WORK TO BE COMPLETED:
All lines in the records below with the word "handle" must be returned.

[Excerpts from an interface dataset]

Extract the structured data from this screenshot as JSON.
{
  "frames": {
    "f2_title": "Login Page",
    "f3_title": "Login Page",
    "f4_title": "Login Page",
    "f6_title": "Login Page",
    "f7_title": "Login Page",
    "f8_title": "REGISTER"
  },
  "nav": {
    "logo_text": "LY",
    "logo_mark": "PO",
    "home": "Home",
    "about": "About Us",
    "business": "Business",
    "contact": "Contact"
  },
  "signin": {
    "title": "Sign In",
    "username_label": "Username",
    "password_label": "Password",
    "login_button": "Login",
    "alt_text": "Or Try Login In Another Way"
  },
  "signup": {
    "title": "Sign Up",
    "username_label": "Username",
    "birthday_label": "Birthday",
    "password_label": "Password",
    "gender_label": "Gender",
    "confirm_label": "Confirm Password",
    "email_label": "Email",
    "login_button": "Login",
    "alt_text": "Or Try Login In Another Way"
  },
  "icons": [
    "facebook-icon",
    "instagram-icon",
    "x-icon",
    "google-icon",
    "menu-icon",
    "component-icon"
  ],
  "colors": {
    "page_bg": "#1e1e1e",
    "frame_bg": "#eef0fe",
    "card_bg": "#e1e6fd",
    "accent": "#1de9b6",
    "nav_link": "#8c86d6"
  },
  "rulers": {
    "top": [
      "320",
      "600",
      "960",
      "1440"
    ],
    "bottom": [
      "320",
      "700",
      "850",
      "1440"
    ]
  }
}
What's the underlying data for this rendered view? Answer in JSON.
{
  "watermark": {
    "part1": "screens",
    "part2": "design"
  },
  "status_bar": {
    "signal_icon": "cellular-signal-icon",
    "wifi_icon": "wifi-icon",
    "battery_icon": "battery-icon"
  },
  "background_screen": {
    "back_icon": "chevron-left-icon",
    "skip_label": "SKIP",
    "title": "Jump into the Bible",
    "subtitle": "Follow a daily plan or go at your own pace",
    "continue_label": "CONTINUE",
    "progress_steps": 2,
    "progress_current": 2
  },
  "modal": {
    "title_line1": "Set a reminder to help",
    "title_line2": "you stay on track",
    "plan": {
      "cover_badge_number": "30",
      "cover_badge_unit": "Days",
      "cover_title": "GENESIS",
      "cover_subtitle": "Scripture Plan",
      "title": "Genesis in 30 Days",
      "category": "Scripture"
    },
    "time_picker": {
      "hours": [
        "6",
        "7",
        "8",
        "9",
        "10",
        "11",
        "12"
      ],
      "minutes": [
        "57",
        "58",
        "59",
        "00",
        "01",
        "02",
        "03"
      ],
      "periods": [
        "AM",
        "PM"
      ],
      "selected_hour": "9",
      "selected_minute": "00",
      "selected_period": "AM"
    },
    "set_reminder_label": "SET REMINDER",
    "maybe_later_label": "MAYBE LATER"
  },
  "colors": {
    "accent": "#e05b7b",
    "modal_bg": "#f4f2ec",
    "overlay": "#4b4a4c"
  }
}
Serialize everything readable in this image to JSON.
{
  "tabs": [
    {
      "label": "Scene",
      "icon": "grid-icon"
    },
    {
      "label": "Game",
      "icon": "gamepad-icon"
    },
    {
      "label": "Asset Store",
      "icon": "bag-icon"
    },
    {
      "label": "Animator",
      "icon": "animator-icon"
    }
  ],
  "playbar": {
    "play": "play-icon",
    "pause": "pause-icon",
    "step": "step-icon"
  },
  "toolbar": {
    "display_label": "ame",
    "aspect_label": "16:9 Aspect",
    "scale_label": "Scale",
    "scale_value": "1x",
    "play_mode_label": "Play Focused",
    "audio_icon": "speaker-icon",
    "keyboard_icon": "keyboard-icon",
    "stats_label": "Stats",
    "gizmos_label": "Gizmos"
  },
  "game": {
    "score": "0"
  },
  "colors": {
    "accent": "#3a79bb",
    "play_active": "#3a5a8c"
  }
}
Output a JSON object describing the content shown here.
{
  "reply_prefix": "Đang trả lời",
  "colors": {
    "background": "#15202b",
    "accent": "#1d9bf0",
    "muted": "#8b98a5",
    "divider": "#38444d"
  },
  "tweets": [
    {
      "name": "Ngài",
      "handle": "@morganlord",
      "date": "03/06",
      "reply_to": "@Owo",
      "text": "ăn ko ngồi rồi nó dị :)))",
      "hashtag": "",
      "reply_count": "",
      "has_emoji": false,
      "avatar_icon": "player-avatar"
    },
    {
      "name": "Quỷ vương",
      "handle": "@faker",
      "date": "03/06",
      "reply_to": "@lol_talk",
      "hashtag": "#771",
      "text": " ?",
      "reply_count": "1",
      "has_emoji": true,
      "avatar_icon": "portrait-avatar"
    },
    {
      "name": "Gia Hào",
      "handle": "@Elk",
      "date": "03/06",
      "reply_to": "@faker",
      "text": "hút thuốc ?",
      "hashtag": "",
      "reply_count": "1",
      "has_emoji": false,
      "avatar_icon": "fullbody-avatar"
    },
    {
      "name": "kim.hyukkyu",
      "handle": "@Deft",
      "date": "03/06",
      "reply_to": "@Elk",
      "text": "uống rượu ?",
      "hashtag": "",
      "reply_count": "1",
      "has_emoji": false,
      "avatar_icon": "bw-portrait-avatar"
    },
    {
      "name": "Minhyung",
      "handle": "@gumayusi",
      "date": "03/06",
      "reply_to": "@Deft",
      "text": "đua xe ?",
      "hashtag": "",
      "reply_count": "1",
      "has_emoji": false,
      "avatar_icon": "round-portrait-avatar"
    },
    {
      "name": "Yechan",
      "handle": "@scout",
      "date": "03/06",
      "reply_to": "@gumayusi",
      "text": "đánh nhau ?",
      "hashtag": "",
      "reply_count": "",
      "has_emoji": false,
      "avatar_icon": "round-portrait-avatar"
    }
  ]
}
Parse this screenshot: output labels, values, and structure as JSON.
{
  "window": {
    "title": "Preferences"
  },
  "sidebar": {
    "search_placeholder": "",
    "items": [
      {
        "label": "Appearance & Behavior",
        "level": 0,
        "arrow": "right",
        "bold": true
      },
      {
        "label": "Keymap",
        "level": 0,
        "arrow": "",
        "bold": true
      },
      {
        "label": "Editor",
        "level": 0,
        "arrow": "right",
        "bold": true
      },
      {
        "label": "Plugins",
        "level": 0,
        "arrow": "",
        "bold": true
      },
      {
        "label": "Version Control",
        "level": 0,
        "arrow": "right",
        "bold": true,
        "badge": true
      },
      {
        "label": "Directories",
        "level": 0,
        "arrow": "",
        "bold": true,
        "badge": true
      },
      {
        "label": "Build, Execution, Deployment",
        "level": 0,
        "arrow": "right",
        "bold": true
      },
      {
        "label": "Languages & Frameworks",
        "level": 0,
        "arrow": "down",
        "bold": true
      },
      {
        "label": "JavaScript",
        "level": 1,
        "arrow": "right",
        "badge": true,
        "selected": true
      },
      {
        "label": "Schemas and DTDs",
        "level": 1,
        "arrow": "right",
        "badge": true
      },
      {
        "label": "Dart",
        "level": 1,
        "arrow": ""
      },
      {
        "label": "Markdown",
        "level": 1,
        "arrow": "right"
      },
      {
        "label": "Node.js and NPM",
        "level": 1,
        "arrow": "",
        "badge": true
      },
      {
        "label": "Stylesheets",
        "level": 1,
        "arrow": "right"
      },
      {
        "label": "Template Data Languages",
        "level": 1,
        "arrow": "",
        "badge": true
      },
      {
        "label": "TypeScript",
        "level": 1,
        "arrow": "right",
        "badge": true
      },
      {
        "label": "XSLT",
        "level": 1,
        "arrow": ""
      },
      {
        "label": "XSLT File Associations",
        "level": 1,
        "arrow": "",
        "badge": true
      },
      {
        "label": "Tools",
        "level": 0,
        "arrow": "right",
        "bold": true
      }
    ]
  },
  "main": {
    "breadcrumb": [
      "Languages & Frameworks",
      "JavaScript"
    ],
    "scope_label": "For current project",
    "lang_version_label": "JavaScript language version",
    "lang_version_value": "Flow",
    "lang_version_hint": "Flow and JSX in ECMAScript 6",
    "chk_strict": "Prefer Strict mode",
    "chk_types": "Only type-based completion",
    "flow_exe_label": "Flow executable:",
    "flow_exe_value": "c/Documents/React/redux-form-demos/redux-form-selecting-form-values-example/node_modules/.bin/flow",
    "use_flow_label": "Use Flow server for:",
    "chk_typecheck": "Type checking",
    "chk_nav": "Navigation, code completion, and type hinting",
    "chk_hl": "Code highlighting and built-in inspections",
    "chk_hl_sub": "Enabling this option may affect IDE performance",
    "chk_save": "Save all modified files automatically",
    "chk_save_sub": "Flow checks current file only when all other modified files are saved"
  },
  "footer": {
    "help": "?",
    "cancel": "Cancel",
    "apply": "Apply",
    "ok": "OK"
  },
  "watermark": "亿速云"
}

ANSWER FOR THE TASK:
      "handle": "@morganlord",
      "handle": "@faker",
      "handle": "@Elk",
      "handle": "@Deft",
      "handle": "@gumayusi",
      "handle": "@scout",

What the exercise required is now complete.